> What you should do
Nothing should be left out: output all of the entries exactly.
---------------
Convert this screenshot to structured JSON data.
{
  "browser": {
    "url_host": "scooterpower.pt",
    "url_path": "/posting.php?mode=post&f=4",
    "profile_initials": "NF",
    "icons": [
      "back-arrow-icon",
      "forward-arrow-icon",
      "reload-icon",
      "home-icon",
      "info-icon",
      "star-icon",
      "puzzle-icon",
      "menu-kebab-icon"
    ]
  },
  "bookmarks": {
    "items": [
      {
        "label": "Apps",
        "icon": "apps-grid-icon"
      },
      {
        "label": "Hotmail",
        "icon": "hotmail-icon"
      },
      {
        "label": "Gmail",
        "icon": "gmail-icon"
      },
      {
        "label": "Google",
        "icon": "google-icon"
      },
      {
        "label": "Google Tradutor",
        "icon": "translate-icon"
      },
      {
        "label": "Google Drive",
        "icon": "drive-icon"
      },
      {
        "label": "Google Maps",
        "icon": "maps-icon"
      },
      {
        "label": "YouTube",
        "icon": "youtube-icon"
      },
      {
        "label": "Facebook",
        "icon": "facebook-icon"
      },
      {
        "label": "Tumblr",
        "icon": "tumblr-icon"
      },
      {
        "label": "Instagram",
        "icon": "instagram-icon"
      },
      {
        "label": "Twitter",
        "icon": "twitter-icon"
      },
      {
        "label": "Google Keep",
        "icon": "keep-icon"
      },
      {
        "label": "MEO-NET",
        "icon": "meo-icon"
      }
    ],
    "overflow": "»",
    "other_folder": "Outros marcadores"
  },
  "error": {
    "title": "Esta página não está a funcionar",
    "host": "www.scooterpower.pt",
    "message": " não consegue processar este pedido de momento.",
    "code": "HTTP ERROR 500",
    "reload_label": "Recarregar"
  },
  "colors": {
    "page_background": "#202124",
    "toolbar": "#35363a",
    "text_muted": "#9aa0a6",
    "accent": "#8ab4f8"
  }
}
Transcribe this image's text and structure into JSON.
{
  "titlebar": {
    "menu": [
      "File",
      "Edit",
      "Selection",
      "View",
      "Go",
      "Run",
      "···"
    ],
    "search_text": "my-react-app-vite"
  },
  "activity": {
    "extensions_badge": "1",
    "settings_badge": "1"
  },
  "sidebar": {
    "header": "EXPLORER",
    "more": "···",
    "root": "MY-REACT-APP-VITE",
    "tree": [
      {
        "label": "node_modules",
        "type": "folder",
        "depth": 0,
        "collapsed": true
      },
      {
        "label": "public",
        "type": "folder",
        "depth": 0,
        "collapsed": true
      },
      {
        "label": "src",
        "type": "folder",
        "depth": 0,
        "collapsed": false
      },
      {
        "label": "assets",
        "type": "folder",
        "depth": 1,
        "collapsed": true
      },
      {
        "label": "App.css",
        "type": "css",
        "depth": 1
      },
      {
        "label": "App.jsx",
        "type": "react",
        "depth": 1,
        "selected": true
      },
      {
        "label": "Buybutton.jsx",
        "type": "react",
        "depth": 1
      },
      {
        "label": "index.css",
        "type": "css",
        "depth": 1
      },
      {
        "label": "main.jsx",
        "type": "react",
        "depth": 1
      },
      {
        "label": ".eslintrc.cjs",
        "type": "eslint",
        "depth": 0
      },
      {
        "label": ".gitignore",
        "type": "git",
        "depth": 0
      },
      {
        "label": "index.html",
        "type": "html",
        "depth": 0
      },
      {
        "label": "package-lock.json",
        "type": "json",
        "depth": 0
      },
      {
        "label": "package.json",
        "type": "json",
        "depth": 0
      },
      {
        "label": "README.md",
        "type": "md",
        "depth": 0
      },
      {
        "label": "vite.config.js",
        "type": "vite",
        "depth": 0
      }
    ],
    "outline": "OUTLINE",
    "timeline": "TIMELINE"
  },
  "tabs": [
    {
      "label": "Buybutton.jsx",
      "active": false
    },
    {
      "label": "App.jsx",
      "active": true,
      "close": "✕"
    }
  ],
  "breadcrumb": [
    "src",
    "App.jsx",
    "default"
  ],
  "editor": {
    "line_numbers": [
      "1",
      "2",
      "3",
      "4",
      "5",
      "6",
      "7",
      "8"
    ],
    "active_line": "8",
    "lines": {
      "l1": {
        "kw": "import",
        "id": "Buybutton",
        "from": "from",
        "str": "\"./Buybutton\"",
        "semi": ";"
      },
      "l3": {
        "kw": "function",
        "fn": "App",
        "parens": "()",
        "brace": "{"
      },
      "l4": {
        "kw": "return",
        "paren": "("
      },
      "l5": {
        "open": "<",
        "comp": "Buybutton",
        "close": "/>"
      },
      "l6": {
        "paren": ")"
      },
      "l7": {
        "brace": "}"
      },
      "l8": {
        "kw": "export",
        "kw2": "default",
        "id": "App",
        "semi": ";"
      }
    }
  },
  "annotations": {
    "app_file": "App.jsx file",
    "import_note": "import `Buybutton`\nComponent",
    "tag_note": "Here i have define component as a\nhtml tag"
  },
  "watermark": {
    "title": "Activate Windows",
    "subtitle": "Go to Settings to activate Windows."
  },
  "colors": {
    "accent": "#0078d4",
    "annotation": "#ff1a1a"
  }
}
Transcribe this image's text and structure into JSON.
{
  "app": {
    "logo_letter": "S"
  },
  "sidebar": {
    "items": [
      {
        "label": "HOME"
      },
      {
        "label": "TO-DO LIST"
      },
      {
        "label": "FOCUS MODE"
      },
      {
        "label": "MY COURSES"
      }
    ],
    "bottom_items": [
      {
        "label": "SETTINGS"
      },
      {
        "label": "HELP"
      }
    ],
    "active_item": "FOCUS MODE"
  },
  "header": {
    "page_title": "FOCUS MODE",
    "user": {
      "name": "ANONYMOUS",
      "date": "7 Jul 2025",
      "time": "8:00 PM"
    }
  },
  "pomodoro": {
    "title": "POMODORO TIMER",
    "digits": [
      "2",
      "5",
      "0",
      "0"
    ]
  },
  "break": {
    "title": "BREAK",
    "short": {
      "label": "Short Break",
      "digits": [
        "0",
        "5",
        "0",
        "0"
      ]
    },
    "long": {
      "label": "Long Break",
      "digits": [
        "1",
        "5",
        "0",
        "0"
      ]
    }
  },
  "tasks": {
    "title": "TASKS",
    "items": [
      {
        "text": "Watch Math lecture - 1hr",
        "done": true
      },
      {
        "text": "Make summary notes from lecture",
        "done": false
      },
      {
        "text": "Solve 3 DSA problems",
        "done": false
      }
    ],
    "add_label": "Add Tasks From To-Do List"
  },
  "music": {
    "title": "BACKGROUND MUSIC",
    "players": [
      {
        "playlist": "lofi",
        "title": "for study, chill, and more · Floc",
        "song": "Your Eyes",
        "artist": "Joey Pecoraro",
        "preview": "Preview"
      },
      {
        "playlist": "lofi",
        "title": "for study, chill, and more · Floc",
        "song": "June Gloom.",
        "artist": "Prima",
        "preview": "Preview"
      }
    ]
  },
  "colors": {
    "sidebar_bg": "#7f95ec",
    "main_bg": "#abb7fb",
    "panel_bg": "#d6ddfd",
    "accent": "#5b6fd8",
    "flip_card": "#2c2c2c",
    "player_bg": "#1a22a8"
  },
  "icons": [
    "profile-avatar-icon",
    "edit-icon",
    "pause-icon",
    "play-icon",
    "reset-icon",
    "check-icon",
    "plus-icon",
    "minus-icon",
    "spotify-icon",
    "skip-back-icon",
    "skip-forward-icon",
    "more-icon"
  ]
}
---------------
> Problem solution
Convert this screenshot to structured JSON data.
{
  "browser": {
    "url_host": "scooterpower.pt",
    "url_path": "/posting.php?mode=post&f=4",
    "profile_initials": "NF",
    "icons": [
      "back-arrow-icon",
      "forward-arrow-icon",
      "reload-icon",
      "home-icon",
      "info-icon",
      "star-icon",
      "puzzle-icon",
      "menu-kebab-icon"
    ]
  },
  "bookmarks": {
    "items": [
      {
        "label": "Apps",
        "icon": "apps-grid-icon"
      },
      {
        "label": "Hotmail",
        "icon": "hotmail-icon"
      },
      {
        "label": "Gmail",
        "icon": "gmail-icon"
      },
      {
        "label": "Google",
        "icon": "google-icon"
      },
      {
        "label": "Google Tradutor",
        "icon": "translate-icon"
      },
      {
        "label": "Google Drive",
        "icon": "drive-icon"
      },
      {
        "label": "Google Maps",
        "icon": "maps-icon"
      },
      {
        "label": "YouTube",
        "icon": "youtube-icon"
      },
      {
        "label": "Facebook",
        "icon": "facebook-icon"
      },
      {
        "label": "Tumblr",
        "icon": "tumblr-icon"
      },
      {
        "label": "Instagram",
        "icon": "instagram-icon"
      },
      {
        "label": "Twitter",
        "icon": "twitter-icon"
      },
      {
        "label": "Google Keep",
        "icon": "keep-icon"
      },
      {
        "label": "MEO-NET",
        "icon": "meo-icon"
      }
    ],
    "overflow": "»",
    "other_folder": "Outros marcadores"
  },
  "error": {
    "title": "Esta página não está a funcionar",
    "host": "www.scooterpower.pt",
    "message": " não consegue processar este pedido de momento.",
    "code": "HTTP ERROR 500",
    "reload_label": "Recarregar"
  },
  "colors": {
    "page_background": "#202124",
    "toolbar": "#35363a",
    "text_muted": "#9aa0a6",
    "accent": "#8ab4f8"
  }
}
Transcribe this image's text and structure into JSON.
{
  "titlebar": {
    "menu": [
      "File",
      "Edit",
      "Selection",
      "View",
      "Go",
      "Run",
      "···"
    ],
    "search_text": "my-react-app-vite"
  },
  "activity": {
    "extensions_badge": "1",
    "settings_badge": "1"
  },
  "sidebar": {
    "header": "EXPLORER",
    "more": "···",
    "root": "MY-REACT-APP-VITE",
    "tree": [
      {
        "label": "node_modules",
        "type": "folder",
        "depth": 0,
        "collapsed": true
      },
      {
        "label": "public",
        "type": "folder",
        "depth": 0,
        "collapsed": true
      },
      {
        "label": "src",
        "type": "folder",
        "depth": 0,
        "collapsed": false
      },
      {
        "label": "assets",
        "type": "folder",
        "depth": 1,
        "collapsed": true
      },
      {
        "label": "App.css",
        "type": "css",
        "depth": 1
      },
      {
        "label": "App.jsx",
        "type": "react",
        "depth": 1,
        "selected": true
      },
      {
        "label": "Buybutton.jsx",
        "type": "react",
        "depth": 1
      },
      {
        "label": "index.css",
        "type": "css",
        "depth": 1
      },
      {
        "label": "main.jsx",
        "type": "react",
        "depth": 1
      },
      {
        "label": ".eslintrc.cjs",
        "type": "eslint",
        "depth": 0
      },
      {
        "label": ".gitignore",
        "type": "git",
        "depth": 0
      },
      {
        "label": "index.html",
        "type": "html",
        "depth": 0
      },
      {
        "label": "package-lock.json",
        "type": "json",
        "depth": 0
      },
      {
        "label": "package.json",
        "type": "json",
        "depth": 0
      },
      {
        "label": "README.md",
        "type": "md",
        "depth": 0
      },
      {
        "label": "vite.config.js",
        "type": "vite",
        "depth": 0
      }
    ],
    "outline": "OUTLINE",
    "timeline": "TIMELINE"
  },
  "tabs": [
    {
      "label": "Buybutton.jsx",
      "active": false
    },
    {
      "label": "App.jsx",
      "active": true,
      "close": "✕"
    }
  ],
  "breadcrumb": [
    "src",
    "App.jsx",
    "default"
  ],
  "editor": {
    "line_numbers": [
      "1",
      "2",
      "3",
      "4",
      "5",
      "6",
      "7",
      "8"
    ],
    "active_line": "8",
    "lines": {
      "l1": {
        "kw": "import",
        "id": "Buybutton",
        "from": "from",
        "str": "\"./Buybutton\"",
        "semi": ";"
      },
      "l3": {
        "kw": "function",
        "fn": "App",
        "parens": "()",
        "brace": "{"
      },
      "l4": {
        "kw": "return",
        "paren": "("
      },
      "l5": {
        "open": "<",
        "comp": "Buybutton",
        "close": "/>"
      },
      "l6": {
        "paren": ")"
      },
      "l7": {
        "brace": "}"
      },
      "l8": {
        "kw": "export",
        "kw2": "default",
        "id": "App",
        "semi": ";"
      }
    }
  },
  "annotations": {
    "app_file": "App.jsx file",
    "import_note": "import `Buybutton`\nComponent",
    "tag_note": "Here i have define component as a\nhtml tag"
  },
  "watermark": {
    "title": "Activate Windows",
    "subtitle": "Go to Settings to activate Windows."
  },
  "colors": {
    "accent": "#0078d4",
    "annotation": "#ff1a1a"
  }
}
Transcribe this image's text and structure into JSON.
{
  "app": {
    "logo_letter": "S"
  },
  "sidebar": {
    "items": [
      {
        "label": "HOME"
      },
      {
        "label": "TO-DO LIST"
      },
      {
        "label": "FOCUS MODE"
      },
      {
        "label": "MY COURSES"
      }
    ],
    "bottom_items": [
      {
        "label": "SETTINGS"
      },
      {
        "label": "HELP"
      }
    ],
    "active_item": "FOCUS MODE"
  },
  "header": {
    "page_title": "FOCUS MODE",
    "user": {
      "name": "ANONYMOUS",
      "date": "7 Jul 2025",
      "time": "8:00 PM"
    }
  },
  "pomodoro": {
    "title": "POMODORO TIMER",
    "digits": [
      "2",
      "5",
      "0",
      "0"
    ]
  },
  "break": {
    "title": "BREAK",
    "short": {
      "label": "Short Break",
      "digits": [
        "0",
        "5",
        "0",
        "0"
      ]
    },
    "long": {
      "label": "Long Break",
      "digits": [
        "1",
        "5",
        "0",
        "0"
      ]
    }
  },
  "tasks": {
    "title": "TASKS",
    "items": [
      {
        "text": "Watch Math lecture - 1hr",
        "done": true
      },
      {
        "text": "Make summary notes from lecture",
        "done": false
      },
      {
        "text": "Solve 3 DSA problems",
        "done": false
      }
    ],
    "add_label": "Add Tasks From To-Do List"
  },
  "music": {
    "title": "BACKGROUND MUSIC",
    "players": [
      {
        "playlist": "lofi",
        "title": "for study, chill, and more · Floc",
        "song": "Your Eyes",
        "artist": "Joey Pecoraro",
        "preview": "Preview"
      },
      {
        "playlist": "lofi",
        "title": "for study, chill, and more · Floc",
        "song": "June Gloom.",
        "artist": "Prima",
        "preview": "Preview"
      }
    ]
  },
  "colors": {
    "sidebar_bg": "#7f95ec",
    "main_bg": "#abb7fb",
    "panel_bg": "#d6ddfd",
    "accent": "#5b6fd8",
    "flip_card": "#2c2c2c",
    "player_bg": "#1a22a8"
  },
  "icons": [
    "profile-avatar-icon",
    "edit-icon",
    "pause-icon",
    "play-icon",
    "reset-icon",
    "check-icon",
    "plus-icon",
    "minus-icon",
    "spotify-icon",
    "skip-back-icon",
    "skip-forward-icon",
    "more-icon"
  ]
}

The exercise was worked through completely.